▸ **To do**: Each entry shown below is to be reproduced exactly.

Stored entries:
------

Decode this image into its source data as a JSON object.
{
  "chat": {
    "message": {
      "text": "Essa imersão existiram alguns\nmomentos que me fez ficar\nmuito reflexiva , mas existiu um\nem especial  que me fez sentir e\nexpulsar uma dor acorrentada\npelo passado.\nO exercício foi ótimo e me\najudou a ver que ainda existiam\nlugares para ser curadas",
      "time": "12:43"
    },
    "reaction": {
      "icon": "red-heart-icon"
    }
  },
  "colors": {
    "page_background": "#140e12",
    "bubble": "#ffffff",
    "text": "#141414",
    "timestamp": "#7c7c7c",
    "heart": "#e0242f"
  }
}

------

▸ **Output of the task**:
Decode this image into its source data as a JSON object.
{
  "chat": {
    "message": {
      "text": "Essa imersão existiram alguns\nmomentos que me fez ficar\nmuito reflexiva , mas existiu um\nem especial  que me fez sentir e\nexpulsar uma dor acorrentada\npelo passado.\nO exercício foi ótimo e me\najudou a ver que ainda existiam\nlugares para ser curadas",
      "time": "12:43"
    },
    "reaction": {
      "icon": "red-heart-icon"
    }
  },
  "colors": {
    "page_background": "#140e12",
    "bubble": "#ffffff",
    "text": "#141414",
    "timestamp": "#7c7c7c",
    "heart": "#e0242f"
  }
}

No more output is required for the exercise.